(Website and app data records)
-*-*-
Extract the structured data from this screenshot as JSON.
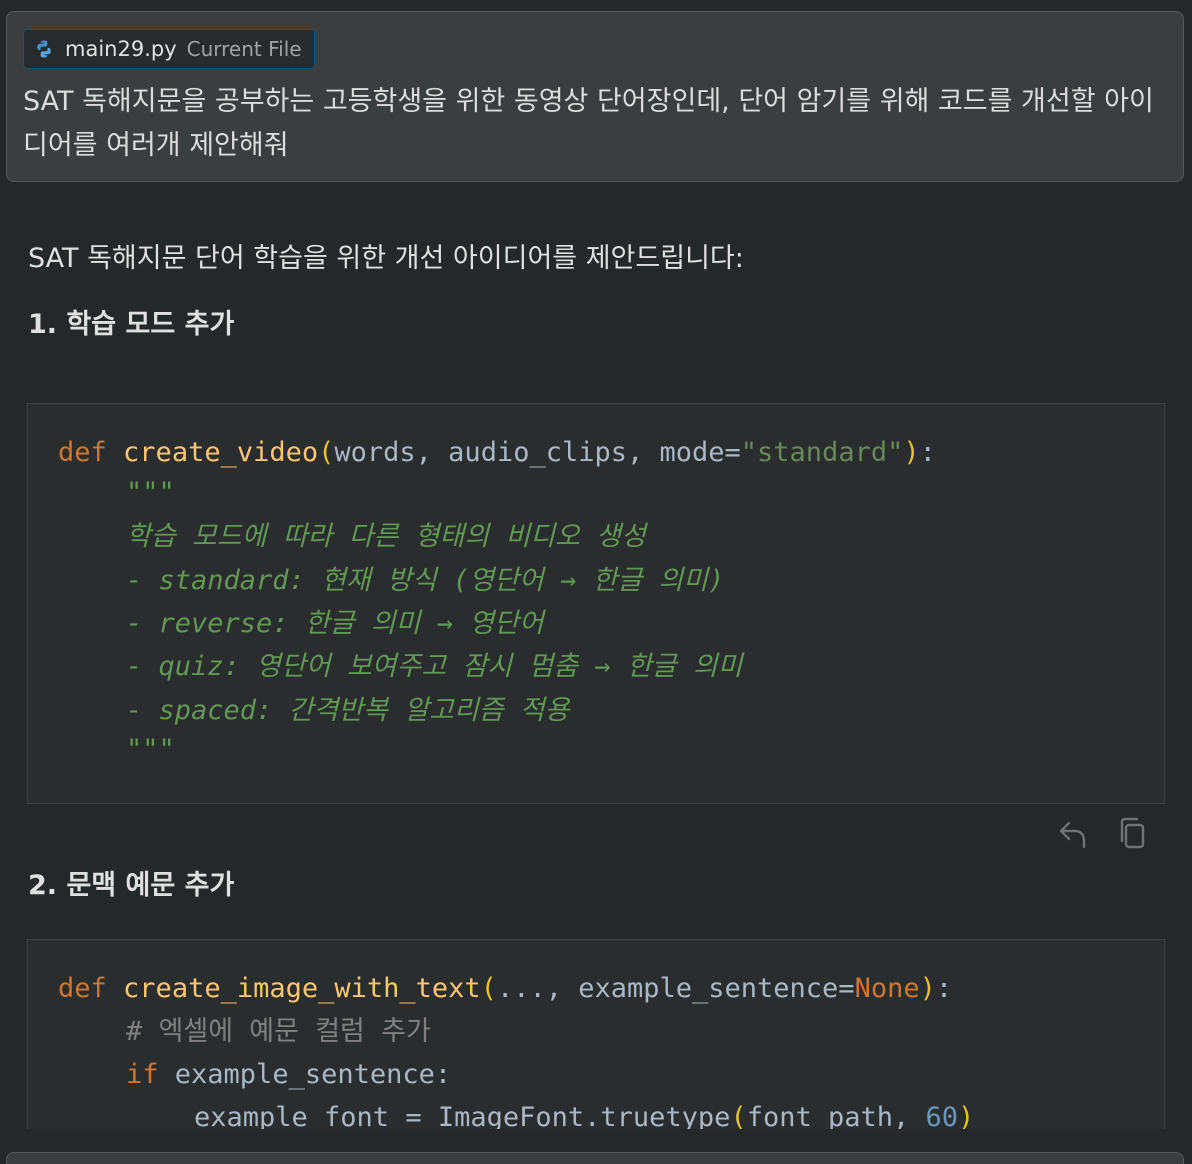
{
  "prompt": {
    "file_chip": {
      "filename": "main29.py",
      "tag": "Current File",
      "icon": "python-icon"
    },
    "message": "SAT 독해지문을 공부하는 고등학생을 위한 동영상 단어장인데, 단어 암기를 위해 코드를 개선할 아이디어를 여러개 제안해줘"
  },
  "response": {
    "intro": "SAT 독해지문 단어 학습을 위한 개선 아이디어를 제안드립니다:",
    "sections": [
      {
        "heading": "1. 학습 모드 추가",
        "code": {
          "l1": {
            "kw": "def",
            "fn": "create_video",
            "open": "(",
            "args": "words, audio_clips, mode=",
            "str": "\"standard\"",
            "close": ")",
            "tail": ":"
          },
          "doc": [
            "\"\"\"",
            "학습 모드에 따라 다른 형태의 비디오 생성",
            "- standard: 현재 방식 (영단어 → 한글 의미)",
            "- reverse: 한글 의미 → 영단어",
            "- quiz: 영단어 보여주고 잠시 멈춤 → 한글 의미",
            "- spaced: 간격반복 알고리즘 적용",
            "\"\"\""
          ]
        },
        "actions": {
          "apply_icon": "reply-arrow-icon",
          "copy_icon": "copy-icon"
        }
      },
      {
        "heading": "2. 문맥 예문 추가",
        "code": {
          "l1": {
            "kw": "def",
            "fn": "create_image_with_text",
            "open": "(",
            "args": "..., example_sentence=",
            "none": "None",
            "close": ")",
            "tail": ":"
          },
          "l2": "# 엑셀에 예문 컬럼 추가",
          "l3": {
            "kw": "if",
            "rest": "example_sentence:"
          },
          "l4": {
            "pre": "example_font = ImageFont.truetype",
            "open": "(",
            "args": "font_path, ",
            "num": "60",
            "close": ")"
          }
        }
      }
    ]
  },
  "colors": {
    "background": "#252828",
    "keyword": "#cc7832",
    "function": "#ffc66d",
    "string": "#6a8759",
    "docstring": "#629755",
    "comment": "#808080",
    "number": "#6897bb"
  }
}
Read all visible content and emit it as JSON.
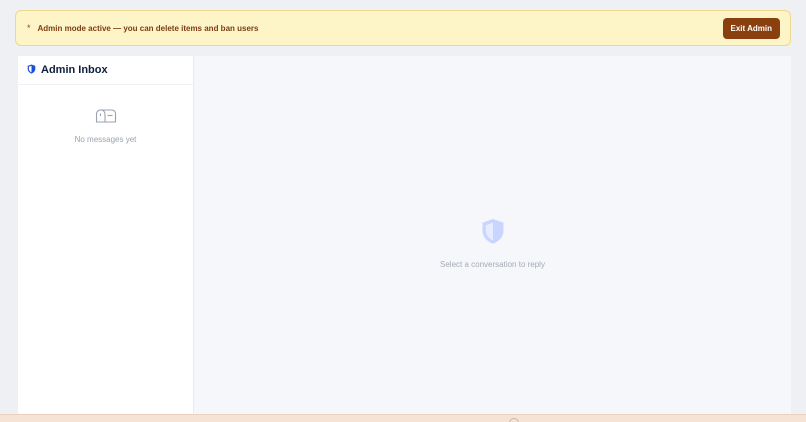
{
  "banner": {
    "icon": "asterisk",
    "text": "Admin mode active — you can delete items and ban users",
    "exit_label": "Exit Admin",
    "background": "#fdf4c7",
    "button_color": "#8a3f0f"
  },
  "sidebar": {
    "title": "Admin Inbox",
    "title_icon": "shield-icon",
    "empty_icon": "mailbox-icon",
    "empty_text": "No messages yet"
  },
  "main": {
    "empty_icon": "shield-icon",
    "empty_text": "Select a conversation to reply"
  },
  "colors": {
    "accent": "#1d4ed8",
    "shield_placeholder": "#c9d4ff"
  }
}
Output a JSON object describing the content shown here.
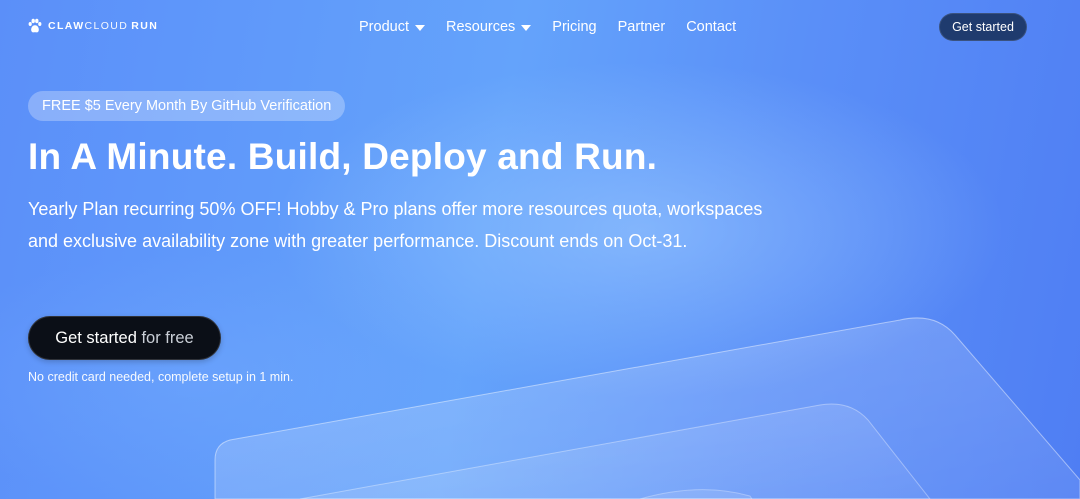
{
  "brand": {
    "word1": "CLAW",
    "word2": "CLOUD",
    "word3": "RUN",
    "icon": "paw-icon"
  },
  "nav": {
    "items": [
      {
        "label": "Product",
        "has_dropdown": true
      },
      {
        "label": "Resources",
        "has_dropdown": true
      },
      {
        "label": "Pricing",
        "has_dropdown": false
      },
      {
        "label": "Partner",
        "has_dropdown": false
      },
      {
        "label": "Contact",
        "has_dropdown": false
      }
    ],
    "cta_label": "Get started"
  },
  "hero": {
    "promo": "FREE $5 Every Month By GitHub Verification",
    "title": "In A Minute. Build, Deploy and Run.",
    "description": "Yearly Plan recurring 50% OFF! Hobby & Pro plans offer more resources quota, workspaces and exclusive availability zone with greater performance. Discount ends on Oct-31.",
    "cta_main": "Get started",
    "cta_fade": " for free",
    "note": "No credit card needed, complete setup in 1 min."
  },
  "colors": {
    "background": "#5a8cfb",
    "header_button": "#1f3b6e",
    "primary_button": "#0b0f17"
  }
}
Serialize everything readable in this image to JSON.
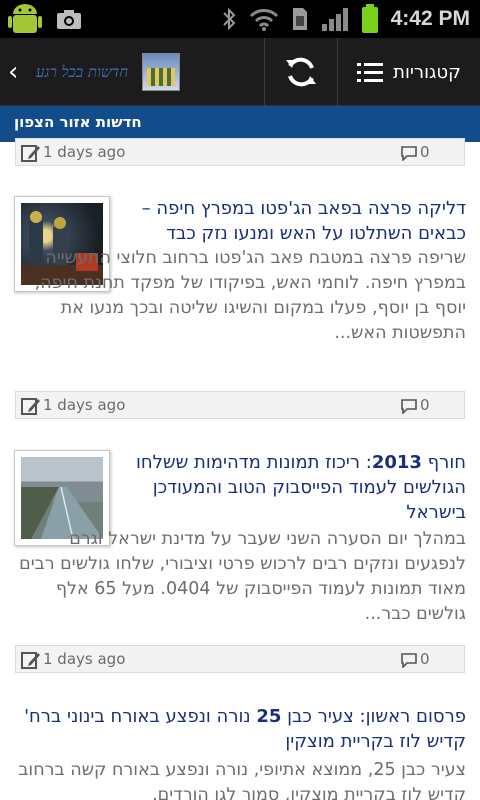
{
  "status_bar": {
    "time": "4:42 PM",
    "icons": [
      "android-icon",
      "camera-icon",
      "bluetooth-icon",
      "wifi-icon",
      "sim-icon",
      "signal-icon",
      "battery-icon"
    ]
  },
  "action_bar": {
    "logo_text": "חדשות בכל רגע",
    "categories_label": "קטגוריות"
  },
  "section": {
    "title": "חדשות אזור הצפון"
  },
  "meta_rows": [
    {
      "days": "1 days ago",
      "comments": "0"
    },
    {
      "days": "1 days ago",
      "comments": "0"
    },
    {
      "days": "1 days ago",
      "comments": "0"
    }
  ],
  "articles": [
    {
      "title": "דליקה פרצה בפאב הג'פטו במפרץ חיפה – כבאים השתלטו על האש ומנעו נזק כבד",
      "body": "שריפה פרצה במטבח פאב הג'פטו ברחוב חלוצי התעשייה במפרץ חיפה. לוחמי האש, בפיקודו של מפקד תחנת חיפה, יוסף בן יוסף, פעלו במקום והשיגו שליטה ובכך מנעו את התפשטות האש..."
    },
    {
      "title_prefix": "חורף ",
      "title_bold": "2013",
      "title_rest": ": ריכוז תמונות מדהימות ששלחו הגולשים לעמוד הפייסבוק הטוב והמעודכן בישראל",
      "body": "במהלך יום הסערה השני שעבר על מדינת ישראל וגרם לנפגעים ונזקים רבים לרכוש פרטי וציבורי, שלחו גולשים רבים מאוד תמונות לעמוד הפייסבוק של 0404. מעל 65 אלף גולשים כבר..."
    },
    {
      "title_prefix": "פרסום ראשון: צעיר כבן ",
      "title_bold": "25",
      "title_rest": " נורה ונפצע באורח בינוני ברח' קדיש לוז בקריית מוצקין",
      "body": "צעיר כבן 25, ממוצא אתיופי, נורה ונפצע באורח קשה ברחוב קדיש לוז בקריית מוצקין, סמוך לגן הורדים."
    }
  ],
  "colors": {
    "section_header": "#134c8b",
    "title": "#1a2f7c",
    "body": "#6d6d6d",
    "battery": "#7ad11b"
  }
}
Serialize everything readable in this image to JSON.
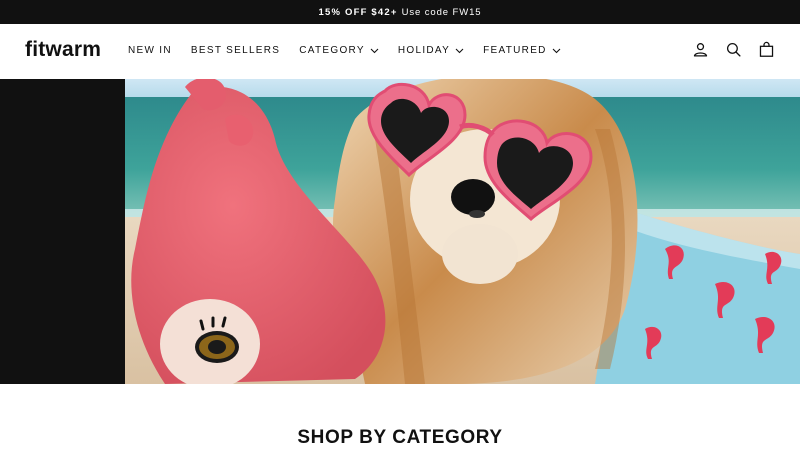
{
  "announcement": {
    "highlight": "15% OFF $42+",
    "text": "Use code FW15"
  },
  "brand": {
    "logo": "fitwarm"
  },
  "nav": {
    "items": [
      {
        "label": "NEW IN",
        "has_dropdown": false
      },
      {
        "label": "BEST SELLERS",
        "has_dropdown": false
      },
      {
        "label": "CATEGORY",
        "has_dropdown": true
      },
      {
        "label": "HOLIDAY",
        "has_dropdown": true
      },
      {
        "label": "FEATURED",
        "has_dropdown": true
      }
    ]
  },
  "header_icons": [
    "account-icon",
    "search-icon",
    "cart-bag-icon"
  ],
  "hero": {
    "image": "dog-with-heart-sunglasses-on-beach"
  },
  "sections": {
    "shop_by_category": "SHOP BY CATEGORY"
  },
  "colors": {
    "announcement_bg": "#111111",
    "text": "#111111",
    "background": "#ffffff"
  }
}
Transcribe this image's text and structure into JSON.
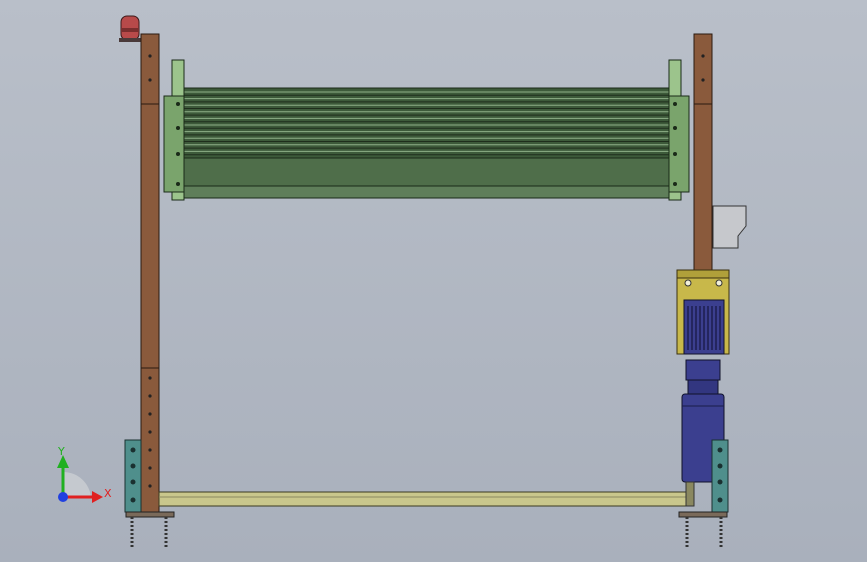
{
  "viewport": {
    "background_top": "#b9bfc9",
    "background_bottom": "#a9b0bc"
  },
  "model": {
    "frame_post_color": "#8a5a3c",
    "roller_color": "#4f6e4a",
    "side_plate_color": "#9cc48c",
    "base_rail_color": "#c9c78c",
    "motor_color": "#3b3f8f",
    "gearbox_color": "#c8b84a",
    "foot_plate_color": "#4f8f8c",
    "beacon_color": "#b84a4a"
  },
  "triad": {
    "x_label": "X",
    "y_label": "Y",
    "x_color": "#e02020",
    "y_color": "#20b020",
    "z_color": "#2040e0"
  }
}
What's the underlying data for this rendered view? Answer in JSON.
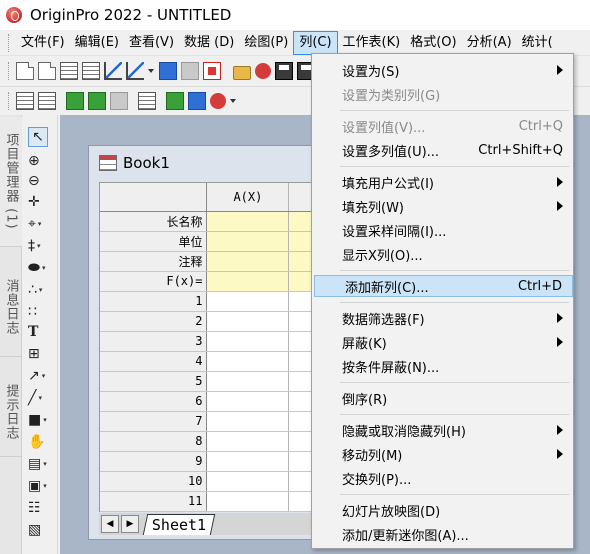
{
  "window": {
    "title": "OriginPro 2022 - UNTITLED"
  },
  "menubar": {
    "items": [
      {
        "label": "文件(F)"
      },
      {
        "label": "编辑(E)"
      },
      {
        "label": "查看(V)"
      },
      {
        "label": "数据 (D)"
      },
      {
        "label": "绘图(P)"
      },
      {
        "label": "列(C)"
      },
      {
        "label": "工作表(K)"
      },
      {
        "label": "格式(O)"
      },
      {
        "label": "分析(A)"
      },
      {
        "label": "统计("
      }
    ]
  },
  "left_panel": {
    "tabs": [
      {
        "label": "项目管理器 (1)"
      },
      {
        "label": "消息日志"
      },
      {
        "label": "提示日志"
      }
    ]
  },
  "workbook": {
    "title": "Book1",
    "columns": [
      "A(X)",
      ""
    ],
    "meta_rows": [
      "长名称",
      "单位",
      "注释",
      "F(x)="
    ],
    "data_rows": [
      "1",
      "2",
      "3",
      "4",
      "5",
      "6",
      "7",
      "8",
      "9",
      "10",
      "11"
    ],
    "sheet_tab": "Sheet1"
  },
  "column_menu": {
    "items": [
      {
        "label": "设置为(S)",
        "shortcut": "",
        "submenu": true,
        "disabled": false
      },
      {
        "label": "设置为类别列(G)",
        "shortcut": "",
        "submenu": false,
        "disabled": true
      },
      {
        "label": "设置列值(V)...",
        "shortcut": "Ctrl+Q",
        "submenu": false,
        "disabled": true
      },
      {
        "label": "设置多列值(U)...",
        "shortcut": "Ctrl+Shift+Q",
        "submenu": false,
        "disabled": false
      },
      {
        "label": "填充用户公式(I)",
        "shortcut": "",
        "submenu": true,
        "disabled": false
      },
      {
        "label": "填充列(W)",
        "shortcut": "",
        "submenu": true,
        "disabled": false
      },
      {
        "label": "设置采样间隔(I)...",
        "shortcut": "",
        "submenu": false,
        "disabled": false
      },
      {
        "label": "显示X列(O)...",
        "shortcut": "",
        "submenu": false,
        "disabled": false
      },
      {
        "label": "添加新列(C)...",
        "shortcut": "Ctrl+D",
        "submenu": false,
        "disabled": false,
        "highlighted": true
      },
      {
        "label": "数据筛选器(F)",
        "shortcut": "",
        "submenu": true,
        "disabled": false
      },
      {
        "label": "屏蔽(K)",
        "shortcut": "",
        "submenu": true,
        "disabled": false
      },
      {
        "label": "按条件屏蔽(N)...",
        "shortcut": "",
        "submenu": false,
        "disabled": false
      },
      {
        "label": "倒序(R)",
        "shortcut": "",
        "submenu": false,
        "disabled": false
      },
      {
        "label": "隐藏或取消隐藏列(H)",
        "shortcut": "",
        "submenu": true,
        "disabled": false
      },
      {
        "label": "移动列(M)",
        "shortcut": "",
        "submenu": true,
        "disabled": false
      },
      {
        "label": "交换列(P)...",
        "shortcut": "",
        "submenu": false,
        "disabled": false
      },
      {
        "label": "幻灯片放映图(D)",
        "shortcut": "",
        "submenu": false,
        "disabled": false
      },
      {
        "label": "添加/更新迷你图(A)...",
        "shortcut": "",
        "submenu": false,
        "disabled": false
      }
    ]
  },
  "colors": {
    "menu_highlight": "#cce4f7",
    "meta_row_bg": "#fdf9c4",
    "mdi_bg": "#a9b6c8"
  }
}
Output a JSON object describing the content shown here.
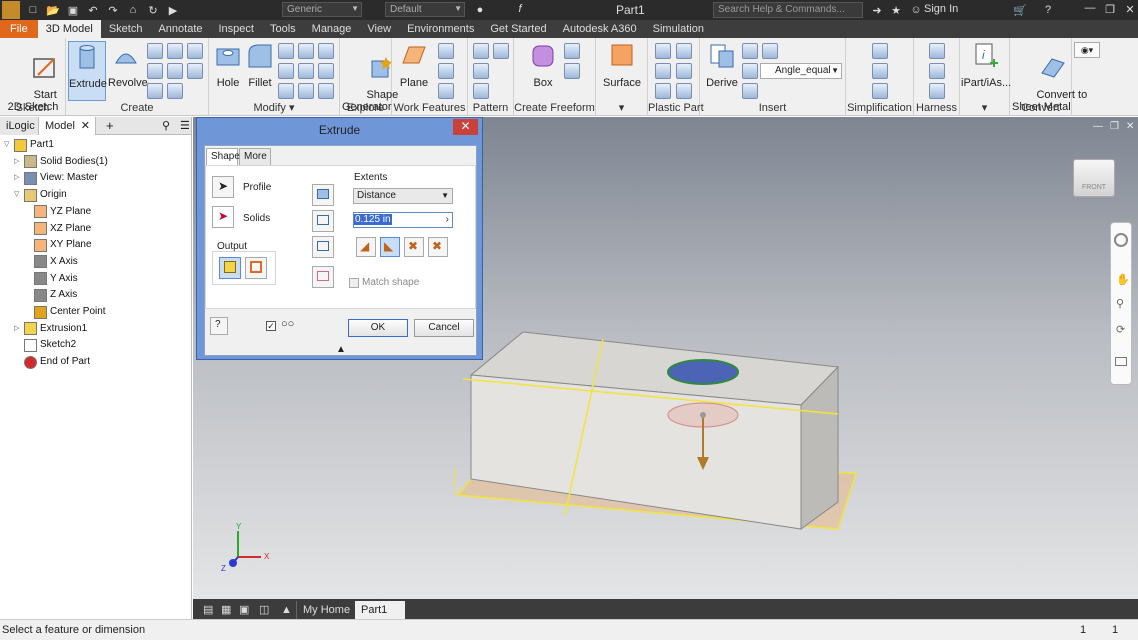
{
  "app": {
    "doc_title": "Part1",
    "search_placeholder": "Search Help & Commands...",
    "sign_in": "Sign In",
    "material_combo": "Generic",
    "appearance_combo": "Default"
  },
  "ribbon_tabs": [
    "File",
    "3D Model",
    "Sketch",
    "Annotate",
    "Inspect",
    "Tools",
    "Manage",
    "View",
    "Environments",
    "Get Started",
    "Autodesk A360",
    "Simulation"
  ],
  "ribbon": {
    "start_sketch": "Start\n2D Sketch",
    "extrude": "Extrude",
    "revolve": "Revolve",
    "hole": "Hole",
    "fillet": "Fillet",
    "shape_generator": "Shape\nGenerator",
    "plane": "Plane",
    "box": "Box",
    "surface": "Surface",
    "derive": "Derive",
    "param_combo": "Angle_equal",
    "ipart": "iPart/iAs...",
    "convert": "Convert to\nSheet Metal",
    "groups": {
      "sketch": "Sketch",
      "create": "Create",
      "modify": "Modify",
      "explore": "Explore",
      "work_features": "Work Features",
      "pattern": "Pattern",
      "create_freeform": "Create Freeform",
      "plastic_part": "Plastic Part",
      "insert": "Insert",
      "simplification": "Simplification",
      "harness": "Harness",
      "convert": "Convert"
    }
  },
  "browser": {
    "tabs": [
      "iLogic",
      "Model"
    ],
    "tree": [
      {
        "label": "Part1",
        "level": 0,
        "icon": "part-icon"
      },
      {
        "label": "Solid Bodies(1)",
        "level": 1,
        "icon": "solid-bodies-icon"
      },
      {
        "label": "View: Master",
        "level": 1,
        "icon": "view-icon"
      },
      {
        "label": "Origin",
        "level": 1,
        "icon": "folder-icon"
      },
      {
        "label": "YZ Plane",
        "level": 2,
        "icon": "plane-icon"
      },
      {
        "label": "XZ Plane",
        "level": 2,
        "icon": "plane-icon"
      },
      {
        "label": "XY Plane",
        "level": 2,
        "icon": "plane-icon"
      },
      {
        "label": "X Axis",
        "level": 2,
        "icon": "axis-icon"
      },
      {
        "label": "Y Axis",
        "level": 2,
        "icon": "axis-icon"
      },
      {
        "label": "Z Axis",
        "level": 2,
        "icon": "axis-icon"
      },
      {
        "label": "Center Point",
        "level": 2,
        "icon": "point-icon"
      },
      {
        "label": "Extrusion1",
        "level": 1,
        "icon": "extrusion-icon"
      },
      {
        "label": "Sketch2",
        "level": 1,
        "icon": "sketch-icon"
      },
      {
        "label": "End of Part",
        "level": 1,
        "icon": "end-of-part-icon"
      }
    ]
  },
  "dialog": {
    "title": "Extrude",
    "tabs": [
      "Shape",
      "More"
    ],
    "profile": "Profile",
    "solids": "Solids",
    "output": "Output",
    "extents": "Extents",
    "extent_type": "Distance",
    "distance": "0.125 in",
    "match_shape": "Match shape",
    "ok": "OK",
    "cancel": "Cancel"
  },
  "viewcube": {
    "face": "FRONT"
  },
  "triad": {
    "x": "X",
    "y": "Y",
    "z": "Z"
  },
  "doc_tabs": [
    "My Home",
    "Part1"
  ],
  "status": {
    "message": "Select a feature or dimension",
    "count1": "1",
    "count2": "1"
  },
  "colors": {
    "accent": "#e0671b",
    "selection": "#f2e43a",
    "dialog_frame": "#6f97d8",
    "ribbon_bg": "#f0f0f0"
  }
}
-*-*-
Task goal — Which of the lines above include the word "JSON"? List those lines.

Response —
Extract the structured data from this screenshot as JSON.
Read all visible content and emit it as JSON.
Output a JSON object describing the content shown here.
Serialize everything readable in this image to JSON.
Serialize everything readable in this image to JSON.
Transcribe this image's text and structure into JSON.
What's the underlying data for this rendered view? Answer in JSON.
Output a JSON object describing the content shown here.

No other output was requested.